Elizabeth Means-Binns, a resident of the archdiocesan St. Francis Villa senior housing complex, said being a grandparent is a mix of joy, anxiety and a sense of connection. (Elizabeth Means-Binns)

Joy, anxiety and a sense of connection are all part of being a grandparent, said one resident at an archdiocesan senior housing complex.

On July 24, the Catholic Church will mark the World Day for Grandparents and the Elderly, instituted by Pope Francis in 2021 to honor seniors as a vital link between generations. The observance takes place every year on the fourth Sunday of July, coinciding with the feast of SS. Joachim and Anne, Jesus’ maternal grandparents.

Elizabeth Means-Binns said her 13 grandchildren and 10 great-grandchildren, whose ages in total range from one to 34, keep her “involved and outside of” herself.
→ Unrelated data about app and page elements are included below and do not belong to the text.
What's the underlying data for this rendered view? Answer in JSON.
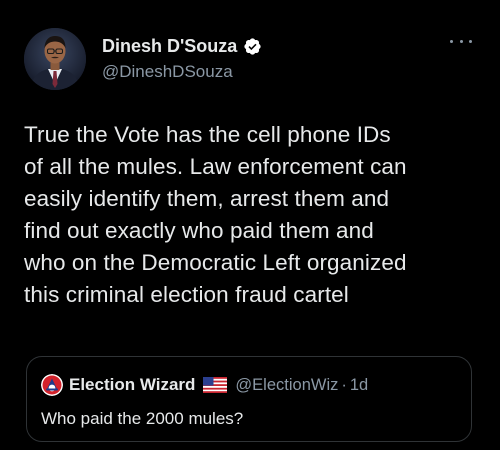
{
  "author": {
    "display_name": "Dinesh D'Souza",
    "handle": "@DineshDSouza",
    "verified": true,
    "avatar_icon": "profile-photo-man-in-suit"
  },
  "tweet": {
    "text": "True the Vote has the cell phone IDs\nof all the mules. Law enforcement can\neasily identify them, arrest them and\nfind out exactly who paid them and\nwho on the Democratic Left organized\nthis criminal election fraud cartel"
  },
  "more_icon": "more-horizontal-icon",
  "quoted_tweet": {
    "display_name": "Election Wizard",
    "flag_icon": "us-flag-icon",
    "handle": "@ElectionWiz",
    "separator": "·",
    "time": "1d",
    "text": "Who paid the 2000 mules?"
  },
  "colors": {
    "background": "#000000",
    "primary_text": "#e7e9ea",
    "secondary_text": "#8b98a5",
    "border": "#2f3336",
    "verified": "#1d9bf0"
  }
}
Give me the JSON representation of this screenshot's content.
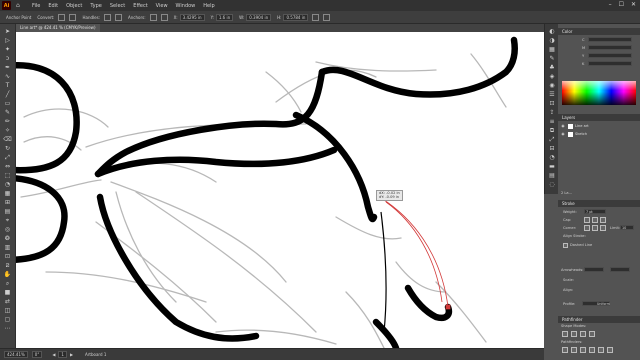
{
  "menubar": {
    "logo": "Ai",
    "items": [
      "File",
      "Edit",
      "Object",
      "Type",
      "Select",
      "Effect",
      "View",
      "Window",
      "Help"
    ],
    "window_buttons": [
      "–",
      "☐",
      "✕"
    ]
  },
  "controlbar": {
    "anchor_label": "Anchor Point",
    "convert_label": "Convert:",
    "handles_label": "Handles:",
    "anchors_label": "Anchors:",
    "x_label": "X:",
    "x_value": "3.4295 in",
    "y_label": "Y:",
    "y_value": "1.6 in",
    "w_label": "W:",
    "w_value": "0.3904 in",
    "h_label": "H:",
    "h_value": "0.5784 in"
  },
  "document": {
    "tab_title": "Line art* @ 424.41 % (CMYK/Preview)"
  },
  "canvas": {
    "tooltip_lines": [
      "dX: -0.02 in",
      "dY: -0.09 in"
    ]
  },
  "statusbar": {
    "zoom": "424.41%",
    "angle": "0°",
    "artboard_nav": "1",
    "artboard_label": "Artboard 1"
  },
  "panels": {
    "color": {
      "title": "Color",
      "channels": [
        "C",
        "M",
        "Y",
        "K"
      ]
    },
    "layers": {
      "title": "Layers",
      "rows": [
        {
          "name": "Line art"
        },
        {
          "name": "Sketch"
        }
      ],
      "footer": "2 La..."
    },
    "stroke": {
      "title": "Stroke",
      "weight_label": "Weight:",
      "weight_value": "7 pt",
      "cap_label": "Cap:",
      "corner_label": "Corner:",
      "limit_label": "Limit:",
      "limit_value": "10",
      "align_label": "Align Stroke:",
      "dashed_label": "Dashed Line",
      "arrowheads_label": "Arrowheads:",
      "scale_label": "Scale:",
      "align2_label": "Align:",
      "profile_label": "Profile:",
      "profile_value": "Uniform"
    },
    "pathfinder": {
      "title": "Pathfinder",
      "shape_modes_label": "Shape Modes:",
      "pathfinders_label": "Pathfinders:"
    }
  },
  "colors": {
    "ui_dark": "#323232",
    "ui_mid": "#535353",
    "canvas": "#ffffff",
    "ink": "#000000",
    "sketch": "#b8b8b8",
    "selection": "#d33a3a"
  }
}
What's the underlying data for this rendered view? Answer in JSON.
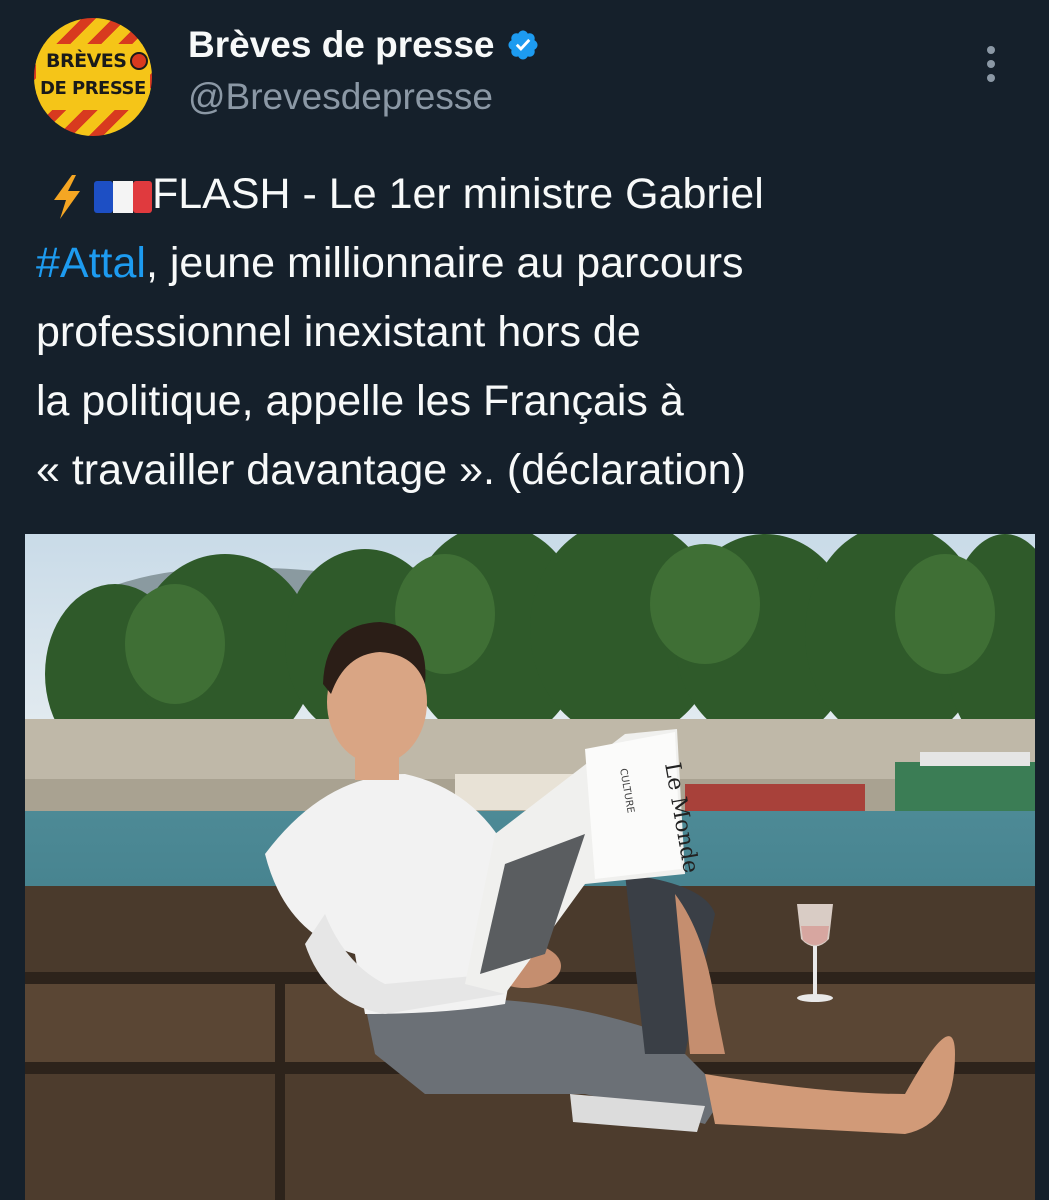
{
  "author": {
    "display_name": "Brèves de presse",
    "handle": "@Brevesdepresse",
    "avatar_line1": "BRÈVES",
    "avatar_line2": "DE PRESSE",
    "verified": true
  },
  "tweet": {
    "emoji_1": "lightning-emoji",
    "emoji_2": "france-flag-emoji",
    "line1_text": "FLASH - Le 1er ministre Gabriel",
    "hashtag": "#Attal",
    "line2_rest": ", jeune millionnaire au parcours",
    "line3": "professionnel inexistant hors de",
    "line4": "la politique, appelle les Français à",
    "line5": "« travailler davantage ». (déclaration)"
  },
  "colors": {
    "background": "#15202b",
    "text": "#f7f9f9",
    "secondary": "#8b98a5",
    "link": "#1d9bf0"
  },
  "icons": {
    "verified": "verified-badge-icon",
    "more": "more-vertical-icon"
  },
  "media": {
    "newspaper_masthead": "Le Monde",
    "newspaper_section": "CULTURE"
  }
}
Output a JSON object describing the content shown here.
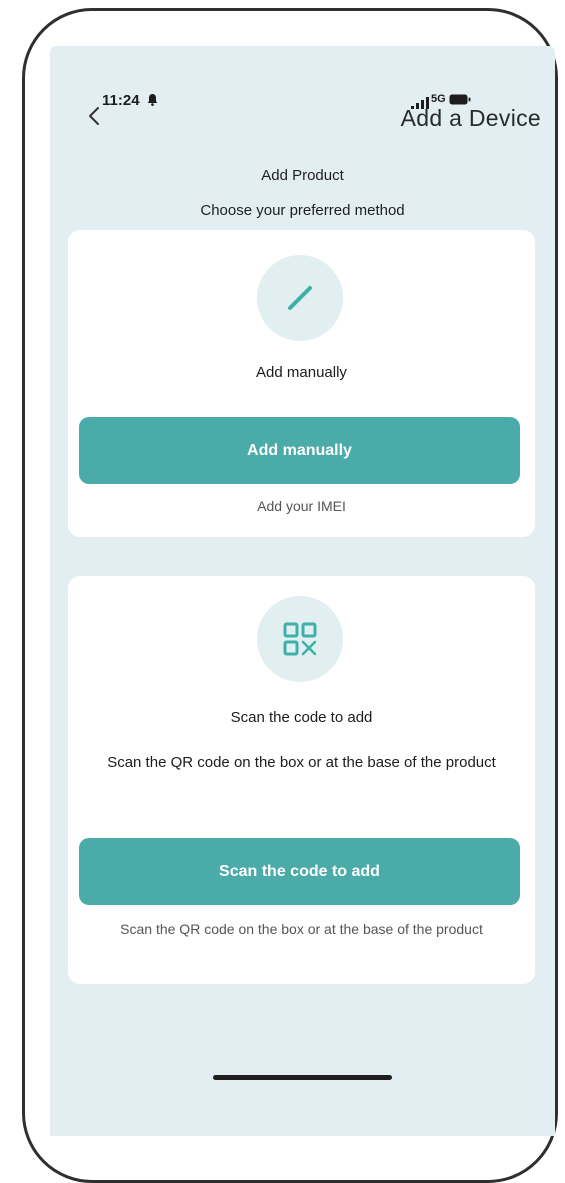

“If I didn’t have my grandkids, I wouldn’t know silly songs like ‘Baby Shark,’ or what kind of candy kids are eating,” said Means-Binns, who lives at St. Francis Villa in Philadelphia. The community is one of several operated by archdiocesan Catholic Housing and Community Services, which provides a continuum of care to seniors throughout the five-county area.

A retired human resources and corporate administration professional, Means-Binns admits the delight she takes in her grandkids is marred by all-too-real fears for their safety.

“We’ve had three people in our family who have been victims of crime and gun violence, two this year and one last year,” she said. “One of my grandchildren and a close cousin were both shot. My grandson survived, but his cousin died.”

She and her sister have talked about what the latter calls “pre-traumatic stress syndrome,” due to “being so worried about these kids out there.”


Means-Binns said her “larger hope is that we can do something about the atmosphere and the social problems” that result in conflict and tragedy.

Grandparents can play a key role, she said, noting that she had raised one of her grandsons for a period of time as his mother worked through some personal issues.

“We started having a lunch date when he was about four years old,” said Means-Binns. “And we didn’t go out; we made lunch, we set the table and I showed him how things were supposed to be done. I enjoy passing old-fashioned things along.”

Among the lessons she imparts are “social skills and manners,” along with a strong work ethic – something she inherited from her own grandparents, with whom she lived while growing up in North Philadelphia.

From an early age, Means-Binns helped out in the family’s corner grocery store, absorbing her grandparents’ wisdom – particularly her grandmother’s wise and witty sayings.

“There were so many of them that we have a running list,” she said. “Things like, ‘Use your head for more than a hat rack,’ or describing someone as being ‘so lazy that when she walks down the street, even her dress doesn’t move.’”

Now writing two books, including her memoirs, Means-Binns hopes her own words find a home in her grandkids’ hearts.

A La Salle University graduate, she impresses upon her grandkids the importance of discerning one’s unique destiny, even if the process takes a few unexpected turns.

“I don’t want them to be afraid to switch careers,” she said. “I would want them to be adventurous – not foolhardy, but adventurous. I want them to do what makes them happy, and what they would be good at.”

And having shared her advice, Means-Binns leaves the decision-making up to her grandkids.

“Being a grandparent is a joyful experience,” she said with a chuckle. “You can send the kids home.”